Cambridge Dictionaries online Cambridge Dictionaries online

The most popular online dictionary and thesaurus for learners of English

Spanish translation of “dog”

dog

noun /doɡ/
a domestic, meat-eating animal related to the wolf and fox
perro
It’s time to take the dog for a walk.
dogged /ˈdoɡid/ adjective keeping on at what one is doing in a determined and persistent manner
terco, tenaz, obstinado
His dogged determination enabled him to complete the marathon.
doggedly /-ɡid-/ adverb
tenazmente, obstinadamente
He went doggedly on with his work despite the interruptions.
doggedness /-ɡid-/ noun
tenacidad
his doggedness in the face of adversity.
dog biscuit noun a small hard biscuit fed to dogs.
galleta para perro
dog collar noun (informal) a stiff round collar worn by a clergyman.
alzacuello
a collar around a dog’s neck.
collar de perro
dog-eared adjective (of a book) having the pages turned down at the corner
sobado, con las esquinas dobladas
dog-eared volumes Several pages were dog-eared.
dog-tired adjective (informal) very tired
rendido, hecho polvo, muerto de cansancio
He was dog-tired after the long flight.
a dog’s life noun a wretched existence
una vida de perros
He leads a dog’s life.
go to the dogs (informal ) be ruined, especially to ruin oneself
venirse abajo, arruinarse
Everything went to the dogs after he started drinking heavily.
in the doghouse (informal) disgrace
en desgracia
He’s in the doghouse because he forgot his wife’s birthday.
not a dog’s chance no chance at all
no tener ni la más remota posibilidad
He hasn’t a dog’s chance of getting a ticket.
(Definition of dog from the Password English-Spanish Dictionary © 2013 K Dictionaries Ltd)
Browse related topics

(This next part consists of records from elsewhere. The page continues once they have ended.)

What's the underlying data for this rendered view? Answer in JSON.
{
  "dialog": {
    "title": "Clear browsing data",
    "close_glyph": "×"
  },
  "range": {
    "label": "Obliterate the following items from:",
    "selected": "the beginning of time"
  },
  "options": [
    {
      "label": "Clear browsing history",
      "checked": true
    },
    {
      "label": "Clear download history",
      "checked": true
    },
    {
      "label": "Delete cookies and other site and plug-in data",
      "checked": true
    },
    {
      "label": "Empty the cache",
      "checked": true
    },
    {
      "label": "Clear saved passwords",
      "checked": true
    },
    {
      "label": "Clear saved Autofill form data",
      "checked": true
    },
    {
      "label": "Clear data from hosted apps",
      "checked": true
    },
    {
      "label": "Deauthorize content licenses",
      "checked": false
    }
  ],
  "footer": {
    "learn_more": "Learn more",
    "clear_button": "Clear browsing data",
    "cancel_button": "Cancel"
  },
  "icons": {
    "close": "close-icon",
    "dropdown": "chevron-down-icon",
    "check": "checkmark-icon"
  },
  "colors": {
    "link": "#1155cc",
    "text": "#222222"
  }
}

You are looking at an entry to do with Neglecting and ignoring, but you might be interested in these topics from the Attention and care topic area:

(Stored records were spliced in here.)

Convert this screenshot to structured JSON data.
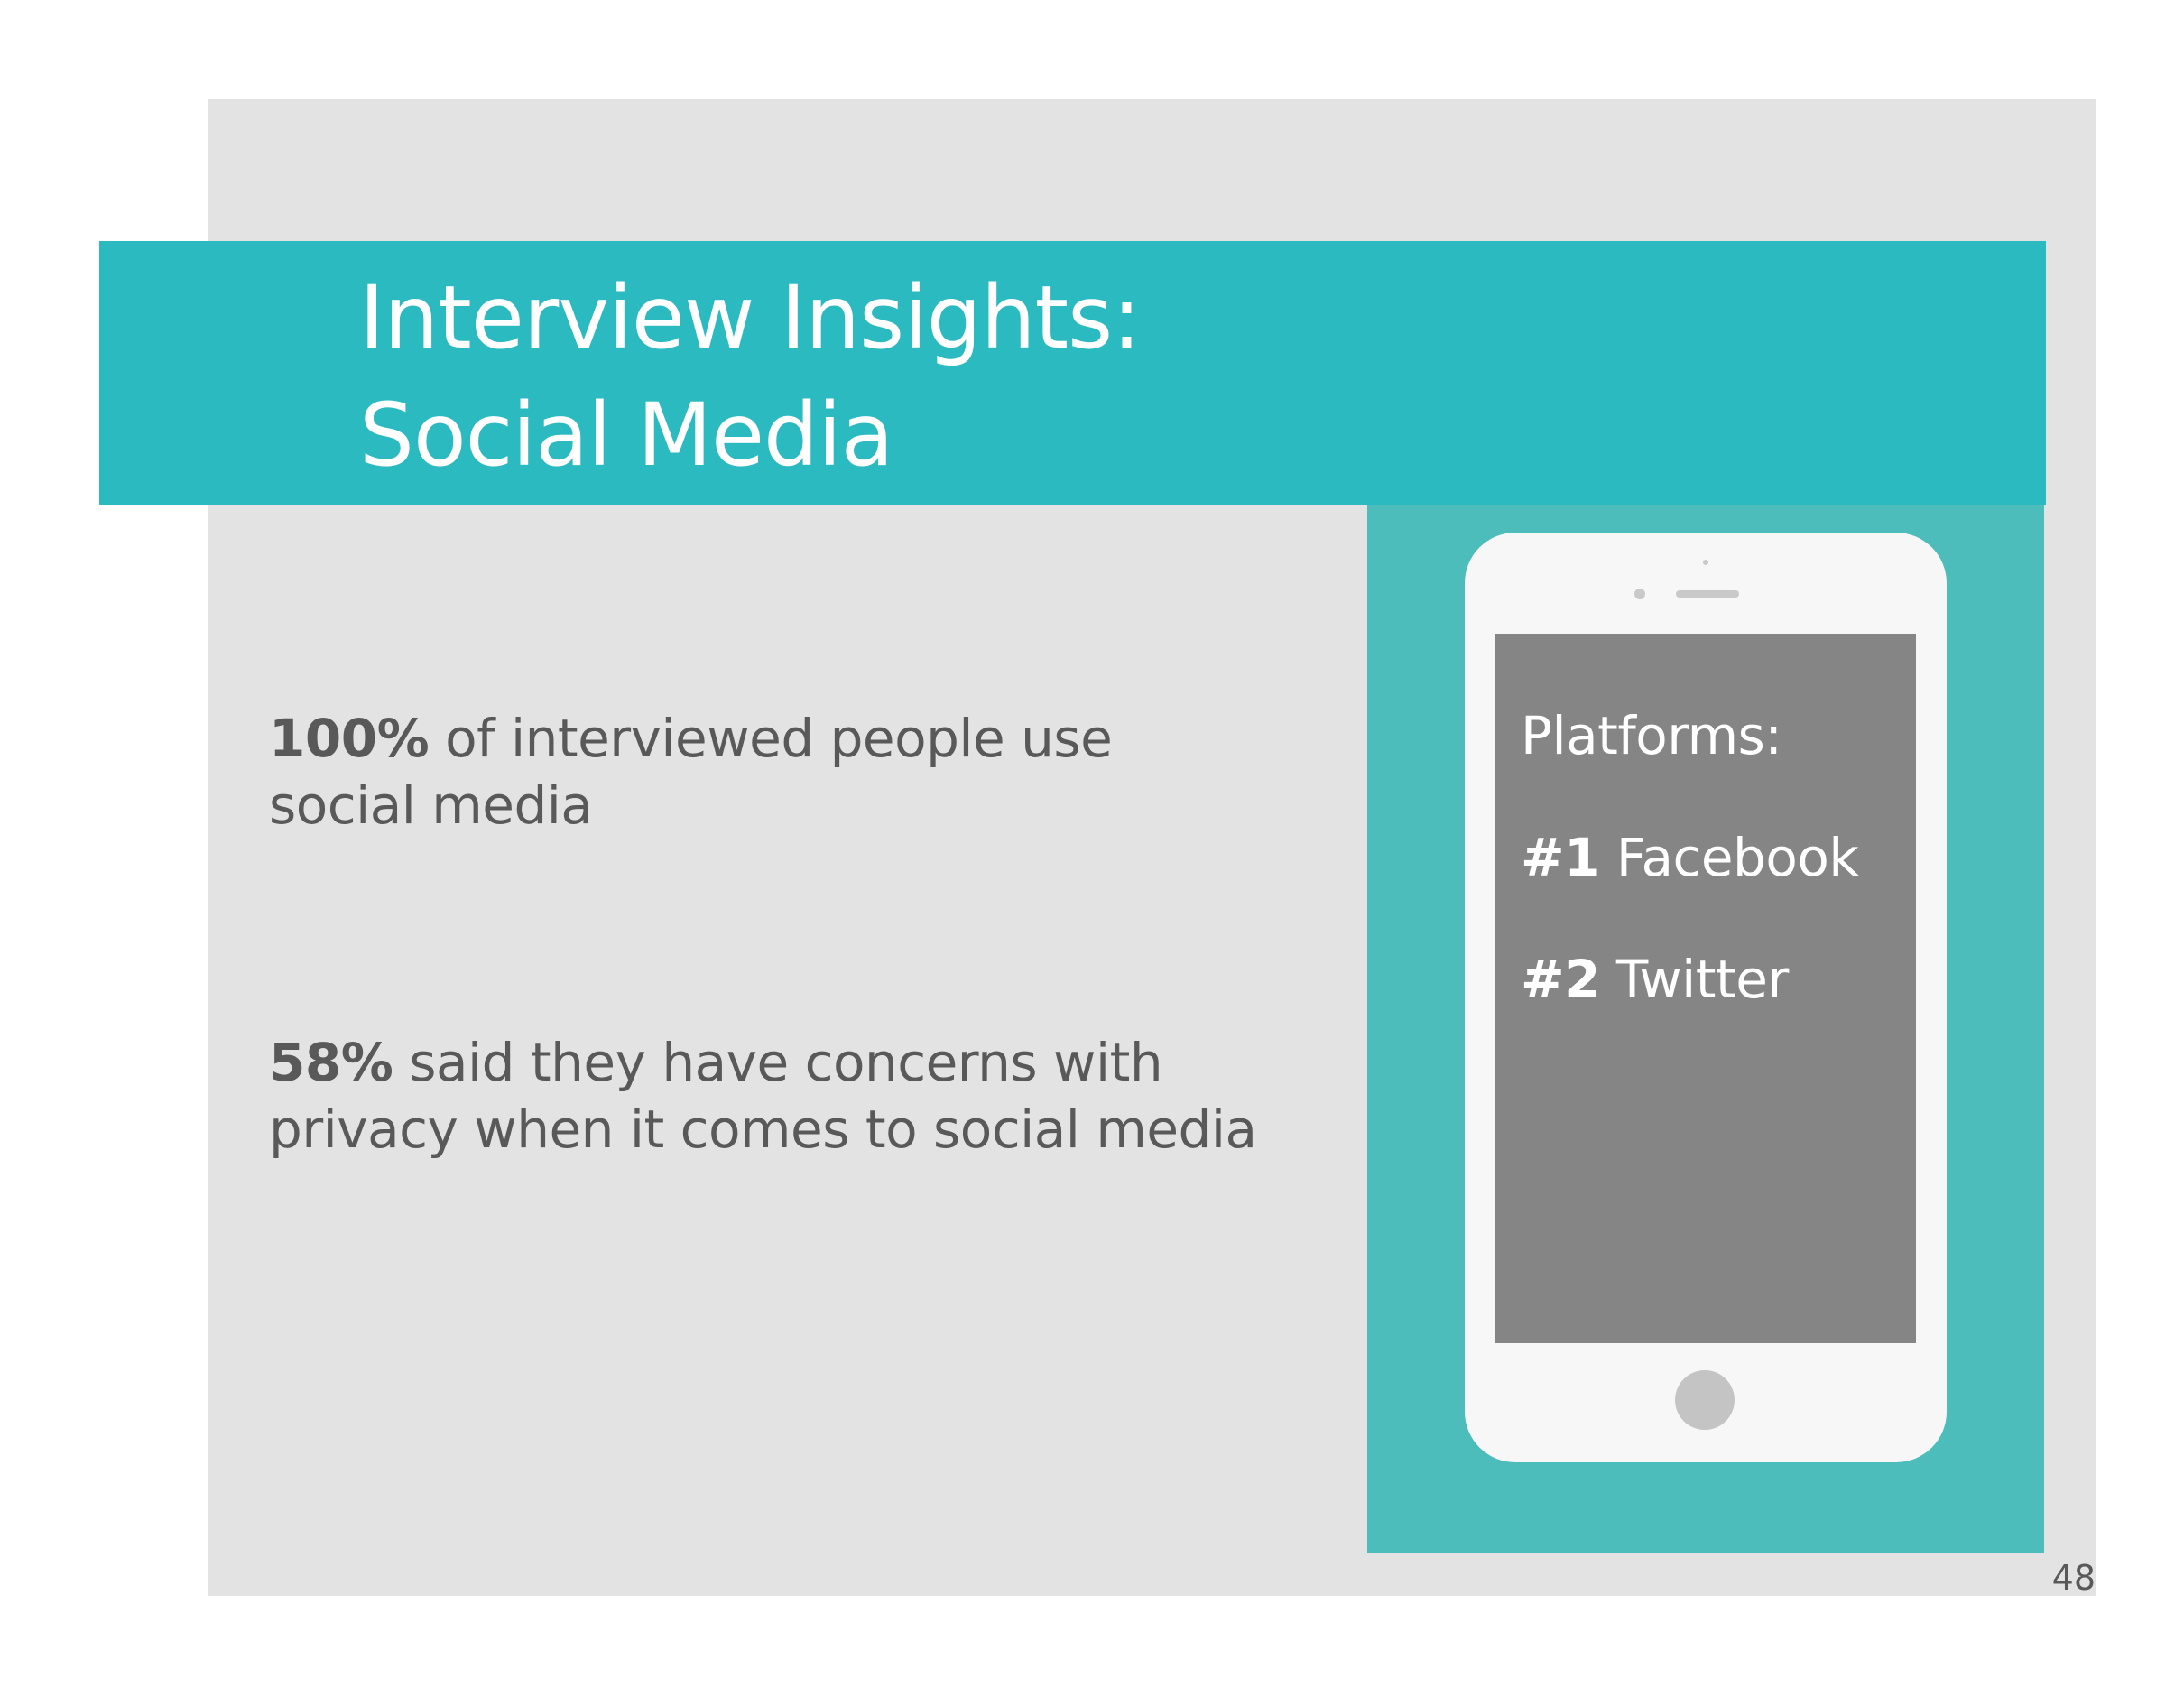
{
  "title": {
    "line1": "Interview Insights:",
    "line2": "Social Media"
  },
  "stats": [
    {
      "value": "100%",
      "text": " of interviewed people use social media"
    },
    {
      "value": "58%",
      "text": " said they have concerns with privacy when it comes to social media"
    }
  ],
  "phone": {
    "heading": "Platforms:",
    "platforms": [
      {
        "rank": "#1",
        "name": " Facebook"
      },
      {
        "rank": "#2",
        "name": " Twitter"
      }
    ]
  },
  "page_number": "48",
  "colors": {
    "title_band": "#2abac0",
    "phone_panel": "#4dbdbc",
    "slide_background": "#e3e3e3",
    "phone_screen": "#858585",
    "body_text": "#595959"
  }
}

Add Cambridge dictionaries to your browser to your website

Definitions of “dog” in other dictionaries

Word of the Day

look on the bright side

to find good things in a bad situation

Word of the Day

The language of work

by Kate Woodford,
October 15, 2014
Most of us talk about our jobs. We tell our family and friends interesting or funny things that have happened in the workplace (=room where we do our job), we describe – and sometimes complain about – our bosses and colleagues and when we meet someone for the first time, we tell

Read More 

life tracking noun

October 20, 2014
the use of one or more devices or apps to monitor health, exercise, how time is spent, etc.

Read More